Max Baucus, the Senator who guided the Affordable Care Act through committee, has been appointed by the President as Ambassador to China. He gave an interview with the Times, and had some comments about the rollout of Obamacare:
Now, if he is confirmed, Mr. Baucus, who had already announced that he would not run for re-election in 2014, will join the administration whose bureaucratic ineptitude he foresaw in April when he warned of a “huge train wreck” if officials did not do a better job explaining the Affordable Care Act. . . . .
In a wide-ranging conversation on the health overhaul in his Capitol Hill office last week, before Wednesday’s news of his impending nomination, Mr. Baucus said he had a “flash of anger” over its bungled rollout. He also said that the law did not do enough to control costs and that Kathleen Sebelius, Mr. Obama’s health secretary, and her top aides delivered only “platitudes” when he asked them for specifics on how they would carry out the health overhaul.
“The more I asked,” he said, “the more concerned I became.”
But today the law is as much Mr. Baucus’s legacy as Mr. Obama’s. In 2009, it fell to Mr. Baucus to shepherd the health measure through the Senate by dint of his committee chairmanship and the death of the chamber’s leading voice on health care, Edward M. Kennedy.
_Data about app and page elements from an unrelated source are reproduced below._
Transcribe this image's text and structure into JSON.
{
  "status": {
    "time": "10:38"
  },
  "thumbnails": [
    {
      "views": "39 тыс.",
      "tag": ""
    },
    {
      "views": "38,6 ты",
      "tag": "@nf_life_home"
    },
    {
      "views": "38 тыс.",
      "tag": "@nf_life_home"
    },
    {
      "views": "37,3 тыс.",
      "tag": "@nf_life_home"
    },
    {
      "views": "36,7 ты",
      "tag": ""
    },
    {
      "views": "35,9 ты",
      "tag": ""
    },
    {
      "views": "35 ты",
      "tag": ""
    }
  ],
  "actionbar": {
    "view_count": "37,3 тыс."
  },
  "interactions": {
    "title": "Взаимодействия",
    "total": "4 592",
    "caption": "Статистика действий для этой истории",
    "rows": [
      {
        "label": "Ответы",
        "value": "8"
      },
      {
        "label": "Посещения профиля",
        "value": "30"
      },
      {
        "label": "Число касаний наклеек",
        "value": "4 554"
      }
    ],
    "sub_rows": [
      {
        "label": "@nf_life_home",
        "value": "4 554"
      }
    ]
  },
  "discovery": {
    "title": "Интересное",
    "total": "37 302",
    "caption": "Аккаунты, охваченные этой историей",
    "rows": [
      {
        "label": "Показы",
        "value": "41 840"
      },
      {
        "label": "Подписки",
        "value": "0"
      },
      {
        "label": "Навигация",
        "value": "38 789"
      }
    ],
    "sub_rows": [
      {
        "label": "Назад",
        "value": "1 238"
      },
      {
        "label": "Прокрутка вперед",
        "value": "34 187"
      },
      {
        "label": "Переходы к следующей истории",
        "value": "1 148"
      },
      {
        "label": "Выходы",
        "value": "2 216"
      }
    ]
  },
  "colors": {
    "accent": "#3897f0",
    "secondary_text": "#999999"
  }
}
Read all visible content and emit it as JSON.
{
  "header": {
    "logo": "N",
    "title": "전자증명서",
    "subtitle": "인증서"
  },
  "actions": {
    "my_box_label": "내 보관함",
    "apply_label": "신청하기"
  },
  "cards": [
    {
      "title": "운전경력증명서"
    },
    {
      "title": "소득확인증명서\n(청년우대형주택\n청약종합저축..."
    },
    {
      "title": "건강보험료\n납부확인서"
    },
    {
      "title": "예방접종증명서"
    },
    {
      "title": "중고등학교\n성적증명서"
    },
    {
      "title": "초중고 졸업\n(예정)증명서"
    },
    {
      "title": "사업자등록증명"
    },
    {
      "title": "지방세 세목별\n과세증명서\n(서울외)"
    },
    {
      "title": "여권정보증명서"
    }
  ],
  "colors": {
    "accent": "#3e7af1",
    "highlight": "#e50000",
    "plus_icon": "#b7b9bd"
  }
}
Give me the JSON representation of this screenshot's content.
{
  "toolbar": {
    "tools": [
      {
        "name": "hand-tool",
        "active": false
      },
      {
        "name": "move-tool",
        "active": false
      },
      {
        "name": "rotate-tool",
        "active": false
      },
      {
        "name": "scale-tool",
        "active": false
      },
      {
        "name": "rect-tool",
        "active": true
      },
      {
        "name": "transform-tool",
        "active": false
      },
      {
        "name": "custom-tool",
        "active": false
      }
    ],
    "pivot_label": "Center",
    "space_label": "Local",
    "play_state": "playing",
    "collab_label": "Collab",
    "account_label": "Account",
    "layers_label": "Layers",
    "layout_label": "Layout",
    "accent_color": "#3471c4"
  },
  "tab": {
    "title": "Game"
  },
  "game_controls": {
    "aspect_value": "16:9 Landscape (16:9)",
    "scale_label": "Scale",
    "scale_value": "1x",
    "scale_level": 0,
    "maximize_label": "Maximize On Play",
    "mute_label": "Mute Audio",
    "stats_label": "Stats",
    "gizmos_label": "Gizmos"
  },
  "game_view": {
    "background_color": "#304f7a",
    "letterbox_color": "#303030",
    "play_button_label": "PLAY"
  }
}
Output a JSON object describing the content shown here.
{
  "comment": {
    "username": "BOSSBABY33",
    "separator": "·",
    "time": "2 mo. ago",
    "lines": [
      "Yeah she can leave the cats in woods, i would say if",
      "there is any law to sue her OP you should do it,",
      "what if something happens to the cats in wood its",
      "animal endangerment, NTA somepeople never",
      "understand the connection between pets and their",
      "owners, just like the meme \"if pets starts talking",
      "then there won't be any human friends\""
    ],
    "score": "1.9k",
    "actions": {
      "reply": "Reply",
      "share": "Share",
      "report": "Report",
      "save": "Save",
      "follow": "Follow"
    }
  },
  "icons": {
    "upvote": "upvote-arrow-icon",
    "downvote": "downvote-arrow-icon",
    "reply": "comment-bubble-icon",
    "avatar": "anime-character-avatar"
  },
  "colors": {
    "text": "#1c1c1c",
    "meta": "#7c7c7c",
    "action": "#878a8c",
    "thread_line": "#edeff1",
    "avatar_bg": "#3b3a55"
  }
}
Although he remains a champion, and says Americans will ultimately embrace it, he expects it might take a decade.
Max makes a point I’ve repeated umpteen times. This law was passed on a straight party line vote. This makes the law, in Baucus’s words not “sustainable.”
He continues to fret that the health care law had no Republican support in either the Senate or the House. “It is my belief that for major legislation to be durable, sustainable, it has to be bipartisan,” Mr. Baucus said. “I mean, one party can’t jam legislation down the other party’s throat. It leaves a bitter taste.”
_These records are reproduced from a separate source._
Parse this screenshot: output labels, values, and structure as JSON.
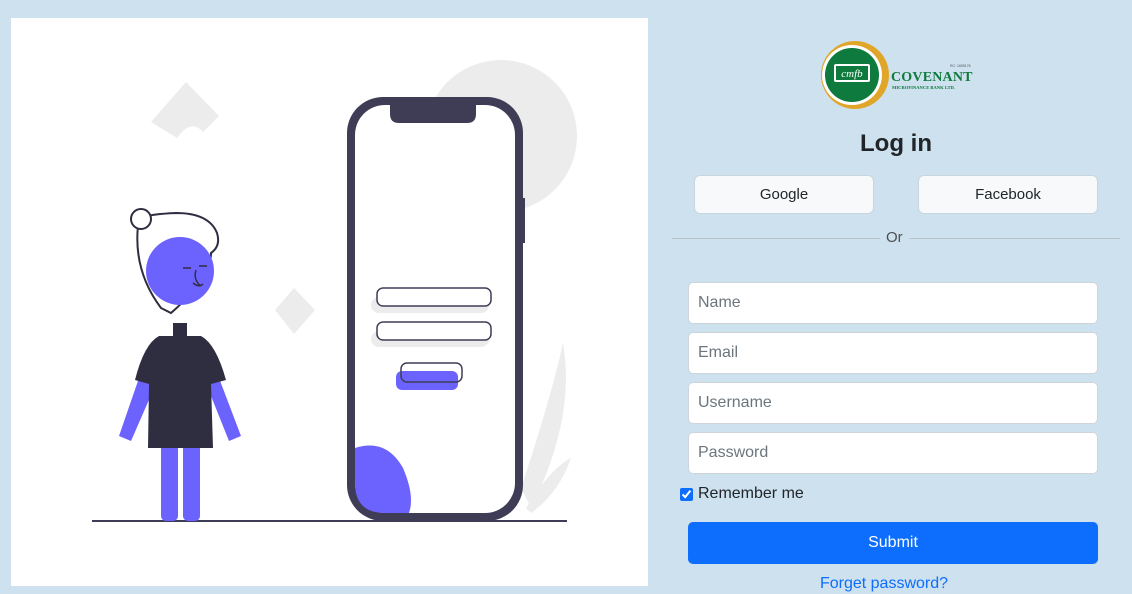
{
  "brand": {
    "logo_initials": "cmfb",
    "name": "COVENANT",
    "tagline": "MICROFINANCE BANK LTD.",
    "reg_no": "RC: 1695176",
    "colors": {
      "green": "#0f7a3d",
      "gold": "#e0a62a"
    }
  },
  "login": {
    "title": "Log in",
    "google_label": "Google",
    "facebook_label": "Facebook",
    "divider_text": "Or",
    "name_placeholder": "Name",
    "email_placeholder": "Email",
    "username_placeholder": "Username",
    "password_placeholder": "Password",
    "remember_label": "Remember me",
    "remember_checked": true,
    "submit_label": "Submit",
    "forgot_label": "Forget password?"
  },
  "colors": {
    "page_bg": "#cde1ee",
    "primary": "#0d6efd",
    "illustration_accent": "#6c63ff",
    "illustration_dark": "#3f3d56"
  }
}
Of course it was Baucus who voted on that party-line. Though, he was responsible for spiking the public option, so the bill could proceed.
As Mr. Obama ran for president in 2008, with universal health care coverage as a major campaign theme, Mr. Baucus began preparing for the legislation. He held hearings, convened a bipartisan retreat and spent months pursuing Republicans on his committee, and eventually got one — Olympia J. Snowe of Maine — to vote for the measure. “He was relentless,” said Ms. Snowe, now retired. She ultimately rejected the more liberal bill fashioned by the Senate Democratic leader, Harry Reid.
The courtship frustrated Democrats, who said that Mr. Baucus was jeopardizing the bill’s chances. Among the critics was Jim Messina, a former Baucus aide who regards the senator as a second father and was then Mr. Obama’s deputy chief of staff.
“I thought the negotiations with Republicans went on too long and was very loud in my opinion about that,” Mr. Messina said.
But Republicans gave Mr. Baucus credit. “It was a very, very difficult assignment for him,” said Senator Orrin G. Hatch of Utah.
On the “train wreck” comment, Baucus indicated he did to send a “message” to the White House.
Baucus says the “train wreck” remark grew out of his frustration with administration officials whose testimony on the readiness of HealthCare.gov, the online insurance exchange, “didn’t pass the smell test.” He said that it was intended as a message to the White House and that he did not regret it.
“Got their attention,” he said.
The next day, Denis R. McDonough, the White House chief of staff, started biweekly meetings with Mr. Baucus and arranged for weekly phone calls with Ms. Sebelius.
And did the President lie about HealthCare.gov being ready. Baucus seems unsure.
In the months before the exchange went live Oct. 1, Mr. Baucus said the two repeatedly assured him that HealthCare.gov would be ready.
Did they lie? “I don’t think so; I don’t know,” Mr. Baucus said.
Very interesting interview. This appointment to the position in China is the proverbial Briar Patch.